> **TASK GOAL**
When you return the data, keep every word exact and include none of the images.

Website and app data records:
────────

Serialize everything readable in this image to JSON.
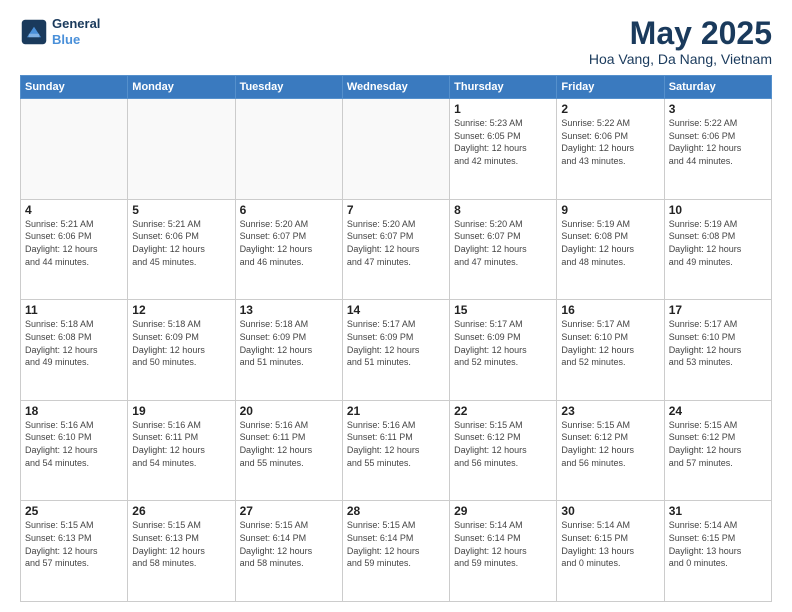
{
  "header": {
    "logo_line1": "General",
    "logo_line2": "Blue",
    "title": "May 2025",
    "subtitle": "Hoa Vang, Da Nang, Vietnam"
  },
  "days_of_week": [
    "Sunday",
    "Monday",
    "Tuesday",
    "Wednesday",
    "Thursday",
    "Friday",
    "Saturday"
  ],
  "weeks": [
    [
      {
        "day": "",
        "info": ""
      },
      {
        "day": "",
        "info": ""
      },
      {
        "day": "",
        "info": ""
      },
      {
        "day": "",
        "info": ""
      },
      {
        "day": "1",
        "info": "Sunrise: 5:23 AM\nSunset: 6:05 PM\nDaylight: 12 hours\nand 42 minutes."
      },
      {
        "day": "2",
        "info": "Sunrise: 5:22 AM\nSunset: 6:06 PM\nDaylight: 12 hours\nand 43 minutes."
      },
      {
        "day": "3",
        "info": "Sunrise: 5:22 AM\nSunset: 6:06 PM\nDaylight: 12 hours\nand 44 minutes."
      }
    ],
    [
      {
        "day": "4",
        "info": "Sunrise: 5:21 AM\nSunset: 6:06 PM\nDaylight: 12 hours\nand 44 minutes."
      },
      {
        "day": "5",
        "info": "Sunrise: 5:21 AM\nSunset: 6:06 PM\nDaylight: 12 hours\nand 45 minutes."
      },
      {
        "day": "6",
        "info": "Sunrise: 5:20 AM\nSunset: 6:07 PM\nDaylight: 12 hours\nand 46 minutes."
      },
      {
        "day": "7",
        "info": "Sunrise: 5:20 AM\nSunset: 6:07 PM\nDaylight: 12 hours\nand 47 minutes."
      },
      {
        "day": "8",
        "info": "Sunrise: 5:20 AM\nSunset: 6:07 PM\nDaylight: 12 hours\nand 47 minutes."
      },
      {
        "day": "9",
        "info": "Sunrise: 5:19 AM\nSunset: 6:08 PM\nDaylight: 12 hours\nand 48 minutes."
      },
      {
        "day": "10",
        "info": "Sunrise: 5:19 AM\nSunset: 6:08 PM\nDaylight: 12 hours\nand 49 minutes."
      }
    ],
    [
      {
        "day": "11",
        "info": "Sunrise: 5:18 AM\nSunset: 6:08 PM\nDaylight: 12 hours\nand 49 minutes."
      },
      {
        "day": "12",
        "info": "Sunrise: 5:18 AM\nSunset: 6:09 PM\nDaylight: 12 hours\nand 50 minutes."
      },
      {
        "day": "13",
        "info": "Sunrise: 5:18 AM\nSunset: 6:09 PM\nDaylight: 12 hours\nand 51 minutes."
      },
      {
        "day": "14",
        "info": "Sunrise: 5:17 AM\nSunset: 6:09 PM\nDaylight: 12 hours\nand 51 minutes."
      },
      {
        "day": "15",
        "info": "Sunrise: 5:17 AM\nSunset: 6:09 PM\nDaylight: 12 hours\nand 52 minutes."
      },
      {
        "day": "16",
        "info": "Sunrise: 5:17 AM\nSunset: 6:10 PM\nDaylight: 12 hours\nand 52 minutes."
      },
      {
        "day": "17",
        "info": "Sunrise: 5:17 AM\nSunset: 6:10 PM\nDaylight: 12 hours\nand 53 minutes."
      }
    ],
    [
      {
        "day": "18",
        "info": "Sunrise: 5:16 AM\nSunset: 6:10 PM\nDaylight: 12 hours\nand 54 minutes."
      },
      {
        "day": "19",
        "info": "Sunrise: 5:16 AM\nSunset: 6:11 PM\nDaylight: 12 hours\nand 54 minutes."
      },
      {
        "day": "20",
        "info": "Sunrise: 5:16 AM\nSunset: 6:11 PM\nDaylight: 12 hours\nand 55 minutes."
      },
      {
        "day": "21",
        "info": "Sunrise: 5:16 AM\nSunset: 6:11 PM\nDaylight: 12 hours\nand 55 minutes."
      },
      {
        "day": "22",
        "info": "Sunrise: 5:15 AM\nSunset: 6:12 PM\nDaylight: 12 hours\nand 56 minutes."
      },
      {
        "day": "23",
        "info": "Sunrise: 5:15 AM\nSunset: 6:12 PM\nDaylight: 12 hours\nand 56 minutes."
      },
      {
        "day": "24",
        "info": "Sunrise: 5:15 AM\nSunset: 6:12 PM\nDaylight: 12 hours\nand 57 minutes."
      }
    ],
    [
      {
        "day": "25",
        "info": "Sunrise: 5:15 AM\nSunset: 6:13 PM\nDaylight: 12 hours\nand 57 minutes."
      },
      {
        "day": "26",
        "info": "Sunrise: 5:15 AM\nSunset: 6:13 PM\nDaylight: 12 hours\nand 58 minutes."
      },
      {
        "day": "27",
        "info": "Sunrise: 5:15 AM\nSunset: 6:14 PM\nDaylight: 12 hours\nand 58 minutes."
      },
      {
        "day": "28",
        "info": "Sunrise: 5:15 AM\nSunset: 6:14 PM\nDaylight: 12 hours\nand 59 minutes."
      },
      {
        "day": "29",
        "info": "Sunrise: 5:14 AM\nSunset: 6:14 PM\nDaylight: 12 hours\nand 59 minutes."
      },
      {
        "day": "30",
        "info": "Sunrise: 5:14 AM\nSunset: 6:15 PM\nDaylight: 13 hours\nand 0 minutes."
      },
      {
        "day": "31",
        "info": "Sunrise: 5:14 AM\nSunset: 6:15 PM\nDaylight: 13 hours\nand 0 minutes."
      }
    ]
  ]
}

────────

> **WRITTEN ANSWER**
Serialize everything readable in this image to JSON.
{
  "header": {
    "logo_line1": "General",
    "logo_line2": "Blue",
    "title": "May 2025",
    "subtitle": "Hoa Vang, Da Nang, Vietnam"
  },
  "days_of_week": [
    "Sunday",
    "Monday",
    "Tuesday",
    "Wednesday",
    "Thursday",
    "Friday",
    "Saturday"
  ],
  "weeks": [
    [
      {
        "day": "",
        "info": ""
      },
      {
        "day": "",
        "info": ""
      },
      {
        "day": "",
        "info": ""
      },
      {
        "day": "",
        "info": ""
      },
      {
        "day": "1",
        "info": "Sunrise: 5:23 AM\nSunset: 6:05 PM\nDaylight: 12 hours\nand 42 minutes."
      },
      {
        "day": "2",
        "info": "Sunrise: 5:22 AM\nSunset: 6:06 PM\nDaylight: 12 hours\nand 43 minutes."
      },
      {
        "day": "3",
        "info": "Sunrise: 5:22 AM\nSunset: 6:06 PM\nDaylight: 12 hours\nand 44 minutes."
      }
    ],
    [
      {
        "day": "4",
        "info": "Sunrise: 5:21 AM\nSunset: 6:06 PM\nDaylight: 12 hours\nand 44 minutes."
      },
      {
        "day": "5",
        "info": "Sunrise: 5:21 AM\nSunset: 6:06 PM\nDaylight: 12 hours\nand 45 minutes."
      },
      {
        "day": "6",
        "info": "Sunrise: 5:20 AM\nSunset: 6:07 PM\nDaylight: 12 hours\nand 46 minutes."
      },
      {
        "day": "7",
        "info": "Sunrise: 5:20 AM\nSunset: 6:07 PM\nDaylight: 12 hours\nand 47 minutes."
      },
      {
        "day": "8",
        "info": "Sunrise: 5:20 AM\nSunset: 6:07 PM\nDaylight: 12 hours\nand 47 minutes."
      },
      {
        "day": "9",
        "info": "Sunrise: 5:19 AM\nSunset: 6:08 PM\nDaylight: 12 hours\nand 48 minutes."
      },
      {
        "day": "10",
        "info": "Sunrise: 5:19 AM\nSunset: 6:08 PM\nDaylight: 12 hours\nand 49 minutes."
      }
    ],
    [
      {
        "day": "11",
        "info": "Sunrise: 5:18 AM\nSunset: 6:08 PM\nDaylight: 12 hours\nand 49 minutes."
      },
      {
        "day": "12",
        "info": "Sunrise: 5:18 AM\nSunset: 6:09 PM\nDaylight: 12 hours\nand 50 minutes."
      },
      {
        "day": "13",
        "info": "Sunrise: 5:18 AM\nSunset: 6:09 PM\nDaylight: 12 hours\nand 51 minutes."
      },
      {
        "day": "14",
        "info": "Sunrise: 5:17 AM\nSunset: 6:09 PM\nDaylight: 12 hours\nand 51 minutes."
      },
      {
        "day": "15",
        "info": "Sunrise: 5:17 AM\nSunset: 6:09 PM\nDaylight: 12 hours\nand 52 minutes."
      },
      {
        "day": "16",
        "info": "Sunrise: 5:17 AM\nSunset: 6:10 PM\nDaylight: 12 hours\nand 52 minutes."
      },
      {
        "day": "17",
        "info": "Sunrise: 5:17 AM\nSunset: 6:10 PM\nDaylight: 12 hours\nand 53 minutes."
      }
    ],
    [
      {
        "day": "18",
        "info": "Sunrise: 5:16 AM\nSunset: 6:10 PM\nDaylight: 12 hours\nand 54 minutes."
      },
      {
        "day": "19",
        "info": "Sunrise: 5:16 AM\nSunset: 6:11 PM\nDaylight: 12 hours\nand 54 minutes."
      },
      {
        "day": "20",
        "info": "Sunrise: 5:16 AM\nSunset: 6:11 PM\nDaylight: 12 hours\nand 55 minutes."
      },
      {
        "day": "21",
        "info": "Sunrise: 5:16 AM\nSunset: 6:11 PM\nDaylight: 12 hours\nand 55 minutes."
      },
      {
        "day": "22",
        "info": "Sunrise: 5:15 AM\nSunset: 6:12 PM\nDaylight: 12 hours\nand 56 minutes."
      },
      {
        "day": "23",
        "info": "Sunrise: 5:15 AM\nSunset: 6:12 PM\nDaylight: 12 hours\nand 56 minutes."
      },
      {
        "day": "24",
        "info": "Sunrise: 5:15 AM\nSunset: 6:12 PM\nDaylight: 12 hours\nand 57 minutes."
      }
    ],
    [
      {
        "day": "25",
        "info": "Sunrise: 5:15 AM\nSunset: 6:13 PM\nDaylight: 12 hours\nand 57 minutes."
      },
      {
        "day": "26",
        "info": "Sunrise: 5:15 AM\nSunset: 6:13 PM\nDaylight: 12 hours\nand 58 minutes."
      },
      {
        "day": "27",
        "info": "Sunrise: 5:15 AM\nSunset: 6:14 PM\nDaylight: 12 hours\nand 58 minutes."
      },
      {
        "day": "28",
        "info": "Sunrise: 5:15 AM\nSunset: 6:14 PM\nDaylight: 12 hours\nand 59 minutes."
      },
      {
        "day": "29",
        "info": "Sunrise: 5:14 AM\nSunset: 6:14 PM\nDaylight: 12 hours\nand 59 minutes."
      },
      {
        "day": "30",
        "info": "Sunrise: 5:14 AM\nSunset: 6:15 PM\nDaylight: 13 hours\nand 0 minutes."
      },
      {
        "day": "31",
        "info": "Sunrise: 5:14 AM\nSunset: 6:15 PM\nDaylight: 13 hours\nand 0 minutes."
      }
    ]
  ]
}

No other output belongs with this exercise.